Work to complete
Return the full listing unchanged, excluding any images it contains.

Supplied records
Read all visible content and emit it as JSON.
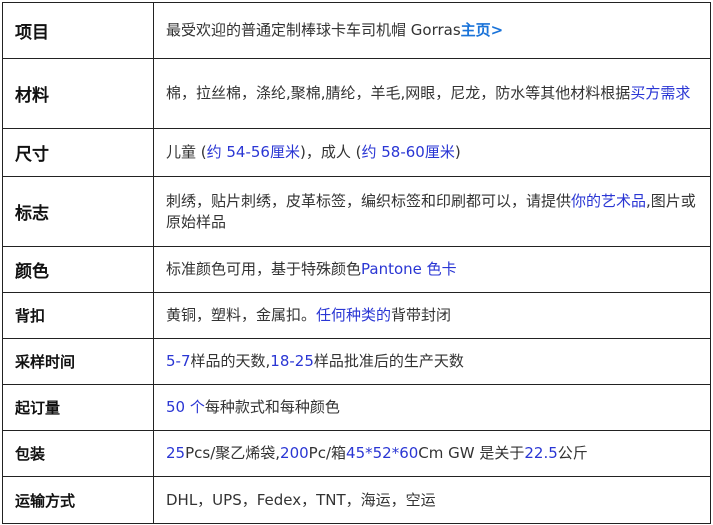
{
  "rows": [
    {
      "label": "项目",
      "size": 17,
      "h": 56,
      "segments": [
        {
          "text": "最受欢迎的普通定制棒球卡车司机帽 Gorras",
          "style": "plain"
        },
        {
          "text": "主页>",
          "style": "home"
        }
      ]
    },
    {
      "label": "材料",
      "size": 17,
      "h": 70,
      "segments": [
        {
          "text": "棉，拉丝棉，涤纶,聚棉,腈纶，羊毛,网眼，尼龙，防水等其他材料根据",
          "style": "plain"
        },
        {
          "text": "买方需求",
          "style": "link"
        }
      ]
    },
    {
      "label": "尺寸",
      "size": 17,
      "h": 48,
      "segments": [
        {
          "text": "儿童 (",
          "style": "plain"
        },
        {
          "text": "约 54-56厘米",
          "style": "link"
        },
        {
          "text": ")，成人 (",
          "style": "plain"
        },
        {
          "text": "约 58-60厘米",
          "style": "link"
        },
        {
          "text": ")",
          "style": "plain"
        }
      ]
    },
    {
      "label": "标志",
      "size": 17,
      "h": 70,
      "segments": [
        {
          "text": "刺绣，贴片刺绣，皮革标签，编织标签和印刷都可以，请提供",
          "style": "plain"
        },
        {
          "text": "你的艺术品",
          "style": "link"
        },
        {
          "text": ",图片或原始样品",
          "style": "plain"
        }
      ]
    },
    {
      "label": "颜色",
      "size": 17,
      "h": 46,
      "segments": [
        {
          "text": "标准颜色可用，基于特殊颜色",
          "style": "plain"
        },
        {
          "text": "Pantone 色卡",
          "style": "link"
        }
      ]
    },
    {
      "label": "背扣",
      "size": 15,
      "h": 46,
      "segments": [
        {
          "text": "黄铜，塑料，金属扣。",
          "style": "plain"
        },
        {
          "text": "任何种类的",
          "style": "link"
        },
        {
          "text": "背带封闭",
          "style": "plain"
        }
      ]
    },
    {
      "label": "采样时间",
      "size": 15,
      "h": 46,
      "segments": [
        {
          "text": "5-7",
          "style": "link"
        },
        {
          "text": "样品的天数,",
          "style": "plain"
        },
        {
          "text": "18-25",
          "style": "link"
        },
        {
          "text": "样品批准后的生产天数",
          "style": "plain"
        }
      ]
    },
    {
      "label": "起订量",
      "size": 15,
      "h": 46,
      "segments": [
        {
          "text": "50 个",
          "style": "link"
        },
        {
          "text": "每种款式和每种颜色",
          "style": "plain"
        }
      ]
    },
    {
      "label": "包装",
      "size": 15,
      "h": 46,
      "segments": [
        {
          "text": "25",
          "style": "link"
        },
        {
          "text": "Pcs/聚乙烯袋,",
          "style": "plain"
        },
        {
          "text": "200",
          "style": "link"
        },
        {
          "text": "Pc/箱",
          "style": "plain"
        },
        {
          "text": "45*52*60",
          "style": "link"
        },
        {
          "text": "Cm GW 是关于",
          "style": "plain"
        },
        {
          "text": "22.5",
          "style": "link"
        },
        {
          "text": "公斤",
          "style": "plain"
        }
      ]
    },
    {
      "label": "运输方式",
      "size": 15,
      "h": 47,
      "segments": [
        {
          "text": "DHL，UPS，Fedex，TNT，海运，空运",
          "style": "plain"
        }
      ]
    }
  ]
}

Solution to the exercise
Read all visible content and emit it as JSON.
{
  "rows": [
    {
      "label": "项目",
      "size": 17,
      "h": 56,
      "segments": [
        {
          "text": "最受欢迎的普通定制棒球卡车司机帽 Gorras",
          "style": "plain"
        },
        {
          "text": "主页>",
          "style": "home"
        }
      ]
    },
    {
      "label": "材料",
      "size": 17,
      "h": 70,
      "segments": [
        {
          "text": "棉，拉丝棉，涤纶,聚棉,腈纶，羊毛,网眼，尼龙，防水等其他材料根据",
          "style": "plain"
        },
        {
          "text": "买方需求",
          "style": "link"
        }
      ]
    },
    {
      "label": "尺寸",
      "size": 17,
      "h": 48,
      "segments": [
        {
          "text": "儿童 (",
          "style": "plain"
        },
        {
          "text": "约 54-56厘米",
          "style": "link"
        },
        {
          "text": ")，成人 (",
          "style": "plain"
        },
        {
          "text": "约 58-60厘米",
          "style": "link"
        },
        {
          "text": ")",
          "style": "plain"
        }
      ]
    },
    {
      "label": "标志",
      "size": 17,
      "h": 70,
      "segments": [
        {
          "text": "刺绣，贴片刺绣，皮革标签，编织标签和印刷都可以，请提供",
          "style": "plain"
        },
        {
          "text": "你的艺术品",
          "style": "link"
        },
        {
          "text": ",图片或原始样品",
          "style": "plain"
        }
      ]
    },
    {
      "label": "颜色",
      "size": 17,
      "h": 46,
      "segments": [
        {
          "text": "标准颜色可用，基于特殊颜色",
          "style": "plain"
        },
        {
          "text": "Pantone 色卡",
          "style": "link"
        }
      ]
    },
    {
      "label": "背扣",
      "size": 15,
      "h": 46,
      "segments": [
        {
          "text": "黄铜，塑料，金属扣。",
          "style": "plain"
        },
        {
          "text": "任何种类的",
          "style": "link"
        },
        {
          "text": "背带封闭",
          "style": "plain"
        }
      ]
    },
    {
      "label": "采样时间",
      "size": 15,
      "h": 46,
      "segments": [
        {
          "text": "5-7",
          "style": "link"
        },
        {
          "text": "样品的天数,",
          "style": "plain"
        },
        {
          "text": "18-25",
          "style": "link"
        },
        {
          "text": "样品批准后的生产天数",
          "style": "plain"
        }
      ]
    },
    {
      "label": "起订量",
      "size": 15,
      "h": 46,
      "segments": [
        {
          "text": "50 个",
          "style": "link"
        },
        {
          "text": "每种款式和每种颜色",
          "style": "plain"
        }
      ]
    },
    {
      "label": "包装",
      "size": 15,
      "h": 46,
      "segments": [
        {
          "text": "25",
          "style": "link"
        },
        {
          "text": "Pcs/聚乙烯袋,",
          "style": "plain"
        },
        {
          "text": "200",
          "style": "link"
        },
        {
          "text": "Pc/箱",
          "style": "plain"
        },
        {
          "text": "45*52*60",
          "style": "link"
        },
        {
          "text": "Cm GW 是关于",
          "style": "plain"
        },
        {
          "text": "22.5",
          "style": "link"
        },
        {
          "text": "公斤",
          "style": "plain"
        }
      ]
    },
    {
      "label": "运输方式",
      "size": 15,
      "h": 47,
      "segments": [
        {
          "text": "DHL，UPS，Fedex，TNT，海运，空运",
          "style": "plain"
        }
      ]
    }
  ]
}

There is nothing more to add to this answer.